Also, I learned from my editor at Penguin that the 58th volume of Authors and Artists for Young Adults will include an essay on my work. I have to send them a photo today, which means I have to find one of me that I like (one I like wherein I'm not in Nebari mode).
This morning, we're expecting the first-pass page proofs for Murder of Angels. Spooky and I have to finish with them and get them back to NYC by May 20th. Tequila should render the effort almost painless.
I think my comments yesterday morning about ridding myself of a sizable portion of my books elicited more response than anything I've written in this blog since I was wasting so much time mouthing of about Baby Bush's search for non-existent WOMDs in Iraq. Really, trust me, I'm not going to be throwing the books out. That's not what I meant. I wouldn't do that. They'll all be passed along to various friends and acquaintances, with a few going to used bookstores, and whatever's left going to Goodwill/Salvation Army/local public libraries. I do not throw books away. Also, while I very much appreciate the offers I've received from people willing to take them, the logistics of mailing so many books to so many people in so many different places would be far too time-consuming and expensive. But thank you, anyway. Now you can all stop worrying about my exiled books.
We finished with Season Three of The Sopranos last night. The show is brilliant, but, ultimately, I'm afraid it only serves to demonstrate how the medium of television, which really can deliver first-rate fiction, is generally wasted on the most purile crap.
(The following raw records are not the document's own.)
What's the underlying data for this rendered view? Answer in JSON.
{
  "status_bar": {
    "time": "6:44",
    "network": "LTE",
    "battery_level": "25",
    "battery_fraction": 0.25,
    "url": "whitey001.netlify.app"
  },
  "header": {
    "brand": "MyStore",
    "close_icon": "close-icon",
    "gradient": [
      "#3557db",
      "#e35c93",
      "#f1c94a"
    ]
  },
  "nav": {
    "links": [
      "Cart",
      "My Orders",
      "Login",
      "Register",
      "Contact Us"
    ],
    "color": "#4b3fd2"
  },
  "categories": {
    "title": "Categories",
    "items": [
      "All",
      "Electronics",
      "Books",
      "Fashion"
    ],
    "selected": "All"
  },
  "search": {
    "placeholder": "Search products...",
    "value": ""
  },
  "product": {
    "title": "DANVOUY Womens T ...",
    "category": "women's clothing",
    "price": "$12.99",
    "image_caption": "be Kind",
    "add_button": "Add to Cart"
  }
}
We'll watch Season Four next, and hopefully by the time we're done with that, Season Two of Six Feet Under will be available on DVD. After The Sopranos, I played Jak II until almost 3:30, having finally bested that frelling tank in the Baron's ammo dump and moved along to bigger things.
I got a very funny e-mail from my mother yesterday afternoon (yes, I really do have a mother), which I thought I'd pass along:
We made it back from Louisville yesterday afternoon. The only good thing I can say about the Kentucky Derby is that I picked the right horse to win. I bet $5 on Smarty Jones to win--and he did. I won $36. I was the only one in our group to bet on him.
The weather was horrible. I got caught in a press of people trying to get inside out of a thunderstorm and was almost squooshed and drowned. By the time I finally made it inside, the storm was over. Vann had gone to get a hot dog and was not so caught. There were 140,00 people there, I think. And 139,000 of them were drunk or crazy. There were people in all stages of dress and undress. The cops were filling paddy wagons as fast as they could bring them in. It was fun seeing all the different hats (women wear hats to Derby), but I'm not sure it was worth the physical stress to see them. Rating the experience, I'd have to say that I'd much prefer being bound hand and foot and staked to a fire-ant bed. I expected something much more sophisticated, I guess. What I got was a NASCAR crowd on mint juleps. I was sooooo happy to get home.